### RECORDS FOR PROCESSING

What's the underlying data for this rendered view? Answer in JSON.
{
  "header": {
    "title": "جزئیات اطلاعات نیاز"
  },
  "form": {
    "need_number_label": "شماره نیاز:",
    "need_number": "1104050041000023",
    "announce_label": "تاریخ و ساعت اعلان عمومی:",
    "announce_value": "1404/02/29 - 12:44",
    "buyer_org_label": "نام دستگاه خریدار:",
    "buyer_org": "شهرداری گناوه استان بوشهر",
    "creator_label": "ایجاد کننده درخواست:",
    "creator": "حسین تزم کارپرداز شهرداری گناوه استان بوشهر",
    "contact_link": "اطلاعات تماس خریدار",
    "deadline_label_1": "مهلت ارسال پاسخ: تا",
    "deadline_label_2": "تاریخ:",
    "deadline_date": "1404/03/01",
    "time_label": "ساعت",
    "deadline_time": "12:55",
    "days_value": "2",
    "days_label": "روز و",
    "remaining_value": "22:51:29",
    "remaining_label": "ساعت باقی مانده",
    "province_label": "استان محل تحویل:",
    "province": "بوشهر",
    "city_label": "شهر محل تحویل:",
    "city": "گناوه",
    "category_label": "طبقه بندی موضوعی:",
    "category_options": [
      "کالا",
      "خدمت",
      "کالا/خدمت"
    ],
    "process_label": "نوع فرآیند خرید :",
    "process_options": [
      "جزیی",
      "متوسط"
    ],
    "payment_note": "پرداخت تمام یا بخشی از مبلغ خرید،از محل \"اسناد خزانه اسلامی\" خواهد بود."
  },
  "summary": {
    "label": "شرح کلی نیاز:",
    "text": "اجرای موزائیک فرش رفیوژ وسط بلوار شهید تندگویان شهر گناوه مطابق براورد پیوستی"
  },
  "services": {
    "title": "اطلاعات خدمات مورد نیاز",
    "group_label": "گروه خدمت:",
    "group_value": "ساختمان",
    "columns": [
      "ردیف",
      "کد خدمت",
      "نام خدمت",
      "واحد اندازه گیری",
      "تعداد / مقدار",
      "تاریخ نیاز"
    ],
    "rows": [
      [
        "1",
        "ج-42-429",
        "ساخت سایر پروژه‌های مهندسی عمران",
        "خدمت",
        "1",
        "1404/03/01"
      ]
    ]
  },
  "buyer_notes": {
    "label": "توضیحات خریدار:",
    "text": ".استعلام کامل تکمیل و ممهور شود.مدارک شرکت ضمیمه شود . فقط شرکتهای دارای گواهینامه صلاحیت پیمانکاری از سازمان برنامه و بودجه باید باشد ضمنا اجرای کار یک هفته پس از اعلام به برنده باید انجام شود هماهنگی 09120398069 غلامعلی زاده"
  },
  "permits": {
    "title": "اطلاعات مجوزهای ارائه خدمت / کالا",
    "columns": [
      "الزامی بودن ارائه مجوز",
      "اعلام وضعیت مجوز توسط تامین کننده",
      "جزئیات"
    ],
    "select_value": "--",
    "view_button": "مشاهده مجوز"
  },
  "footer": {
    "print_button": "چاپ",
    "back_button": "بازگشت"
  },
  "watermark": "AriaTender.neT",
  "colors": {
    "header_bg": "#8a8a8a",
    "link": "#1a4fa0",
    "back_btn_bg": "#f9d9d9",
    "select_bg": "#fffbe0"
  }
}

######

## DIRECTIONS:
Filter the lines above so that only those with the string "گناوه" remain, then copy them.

## RESPONSE BOX:
    "buyer_org": "شهرداری گناوه استان بوشهر",
    "creator": "حسین تزم کارپرداز شهرداری گناوه استان بوشهر",
    "city": "گناوه",
    "text": "اجرای موزائیک فرش رفیوژ وسط بلوار شهید تندگویان شهر گناوه مطابق براورد پیوستی"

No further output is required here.